We’ve had to slash the vineyard every 2 weeks and the mow the garden every week…again…much more frequently than other years. Always, the vineyard takes precedence. Keeping the grass down in the vineyard is important to ensure good air flow & keep diseases at bay. Alas, the garden is looking a little bit neglected…
At last, backpackers have begun returning!!! We had 1 start work the last week of Nov & 2 more start first week of December. Though none of them have done vineyard work before, they’re all working really well…finally we are getting things under control.
Our eldest son + partner came down for Christmas & they both helped to shift a lot of the debris that was still at the top of the hill.
December was actually quite dry here…bonus being it has slowed down the rate of growth of the grass => less mowing & slashing..hooray! The vines are very deep rooted because we don’t irrigate, so their growth hasn’t slowed…still tucking & spraying! The workers have been shoot thinning & desuckering & when they complete a lap of the vineyard, they’ll start leaf plucking the leaves on the Eastern side of the vines to allow sunshine & sprays to get through the canopy.
This pace of work will continue until we put the bird netting out towards the end of Jan/beginning of Feb. Once netting is in place, no more tractor work can be done & we then wait for the grapes to ripen (leaf plucking can continue under the bird netting)

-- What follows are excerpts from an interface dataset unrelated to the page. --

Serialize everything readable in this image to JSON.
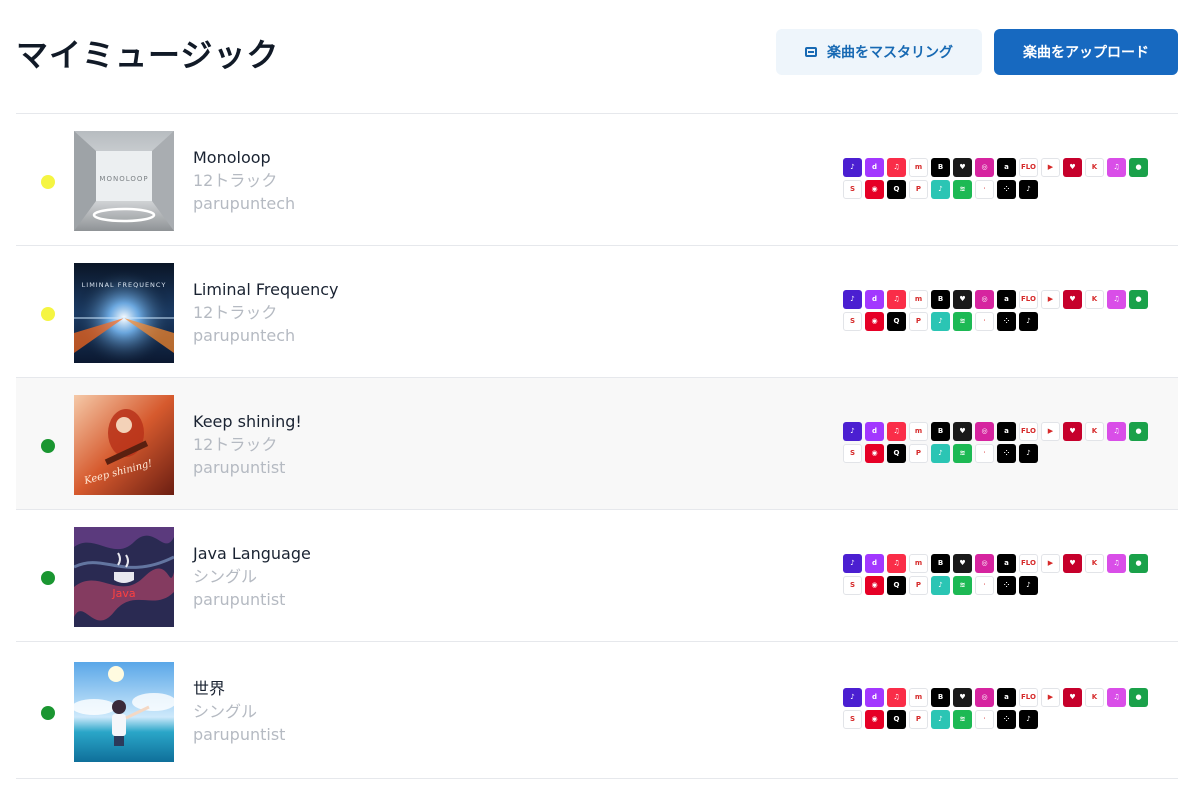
{
  "page": {
    "title": "マイミュージック"
  },
  "actions": {
    "master_label": "楽曲をマスタリング",
    "upload_label": "楽曲をアップロード"
  },
  "status_colors": {
    "pending": "#f5f542",
    "live": "#1a9631"
  },
  "releases": [
    {
      "name": "Monoloop",
      "tracks": "12トラック",
      "artist": "parupuntech",
      "status": "pending",
      "art_text": "MONOLOOP",
      "art_icon": "monoloop-cover-art"
    },
    {
      "name": "Liminal Frequency",
      "tracks": "12トラック",
      "artist": "parupuntech",
      "status": "pending",
      "art_text": "LIMINAL FREQUENCY",
      "art_icon": "liminal-cover-art"
    },
    {
      "name": "Keep shining!",
      "tracks": "12トラック",
      "artist": "parupuntist",
      "status": "live",
      "art_text": "Keep shining!",
      "art_icon": "keep-shining-cover-art"
    },
    {
      "name": "Java Language",
      "tracks": "シングル",
      "artist": "parupuntist",
      "status": "live",
      "art_text": "Java",
      "art_icon": "java-cover-art"
    },
    {
      "name": "世界",
      "tracks": "シングル",
      "artist": "parupuntist",
      "status": "live",
      "art_text": "",
      "art_icon": "sekai-cover-art"
    }
  ],
  "platforms_row1": [
    {
      "name": "amazon-music-icon",
      "color": "#4b1fd1",
      "glyph": "♪"
    },
    {
      "name": "deezer-icon",
      "color": "#a238ff",
      "glyph": "d"
    },
    {
      "name": "apple-music-icon",
      "color": "#fa2d48",
      "glyph": "♫"
    },
    {
      "name": "melon-icon",
      "color": "#ffffff",
      "glyph": "m"
    },
    {
      "name": "boomplay-icon",
      "color": "#000000",
      "glyph": "B"
    },
    {
      "name": "heart-app-icon",
      "color": "#1a1a1a",
      "glyph": "♥"
    },
    {
      "name": "instagram-icon",
      "color": "#d6249f",
      "glyph": "◎"
    },
    {
      "name": "anghami-icon",
      "color": "#000000",
      "glyph": "a"
    },
    {
      "name": "flo-icon",
      "color": "#ffffff",
      "glyph": "FLO"
    },
    {
      "name": "youtube-music-icon",
      "color": "#ffffff",
      "glyph": "▶"
    },
    {
      "name": "iheartradio-icon",
      "color": "#c6002b",
      "glyph": "♥"
    },
    {
      "name": "kkbox-icon",
      "color": "#ffffff",
      "glyph": "K"
    },
    {
      "name": "itunes-icon",
      "color": "#d94ee8",
      "glyph": "♫"
    },
    {
      "name": "audiomack-icon",
      "color": "#1aa14a",
      "glyph": "●"
    }
  ],
  "platforms_row2": [
    {
      "name": "shazam-icon",
      "color": "#ffffff",
      "glyph": "S"
    },
    {
      "name": "netease-icon",
      "color": "#e60026",
      "glyph": "◉"
    },
    {
      "name": "qobuz-icon",
      "color": "#000000",
      "glyph": "Q"
    },
    {
      "name": "pandora-icon",
      "color": "#ffffff",
      "glyph": "P"
    },
    {
      "name": "jiosaavn-icon",
      "color": "#2bc5b4",
      "glyph": "♪"
    },
    {
      "name": "spotify-icon",
      "color": "#1db954",
      "glyph": "≋"
    },
    {
      "name": "tidal-icon",
      "color": "#ffffff",
      "glyph": "ᐧ"
    },
    {
      "name": "soundcloud-dots-icon",
      "color": "#000000",
      "glyph": "⁘"
    },
    {
      "name": "tiktok-icon",
      "color": "#000000",
      "glyph": "♪"
    }
  ]
}
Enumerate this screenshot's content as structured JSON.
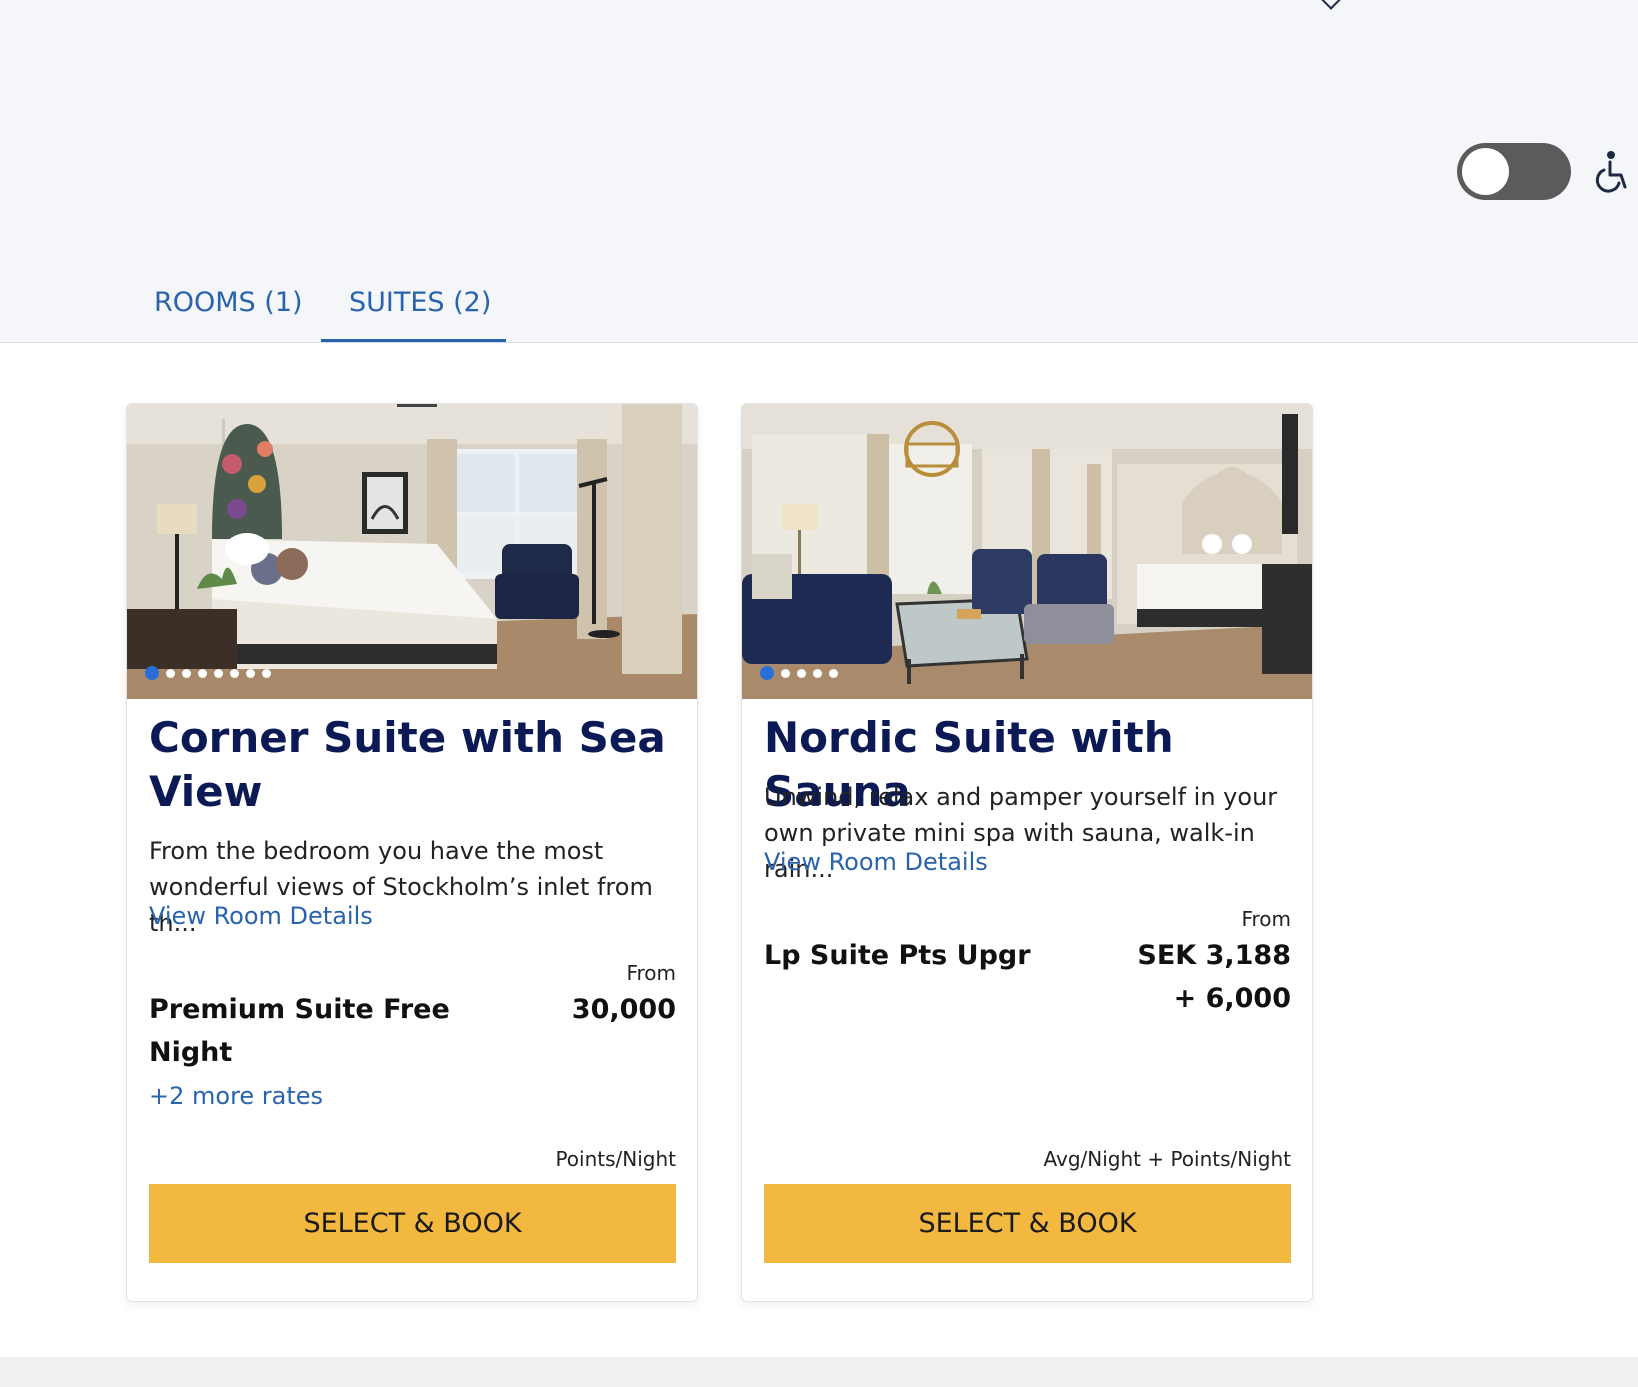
{
  "tabs": [
    {
      "label": "ROOMS (1)",
      "selected": false
    },
    {
      "label": "SUITES (2)",
      "selected": true
    }
  ],
  "accessible_toggle": {
    "on": false,
    "icon": "wheelchair-icon"
  },
  "cards": [
    {
      "title": "Corner Suite with Sea View",
      "description": "From the bedroom you have the most wonderful views of Stockholm’s inlet from th...",
      "details_link": "View Room Details",
      "from_label": "From",
      "rate_name": "Premium Suite Free Night",
      "price_line1": "30,000",
      "price_line2": "",
      "more_rates": "+2 more rates",
      "unit_label": "Points/Night",
      "button_label": "SELECT & BOOK",
      "photo_count": 8,
      "active_photo": 1
    },
    {
      "title": "Nordic Suite with Sauna",
      "description": "Unwind, relax and pamper yourself in your own private mini spa with sauna, walk-in rain...",
      "details_link": "View Room Details",
      "from_label": "From",
      "rate_name": "Lp Suite Pts Upgr",
      "price_line1": "SEK 3,188",
      "price_line2": "+ 6,000",
      "more_rates": "",
      "unit_label": "Avg/Night + Points/Night",
      "button_label": "SELECT & BOOK",
      "photo_count": 5,
      "active_photo": 1
    }
  ],
  "colors": {
    "accent": "#2a63ad",
    "title": "#0b1a55",
    "button": "#f2b83f",
    "active_dot": "#2a6fd8"
  }
}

We also have to bottle all our wines from the 2022 vintage to free up the barrels ready for the next vintage of grapes…
I’ll sign off before this turns into a book. Hope you’ve gained some insight into what it takes to make Grey Sands wines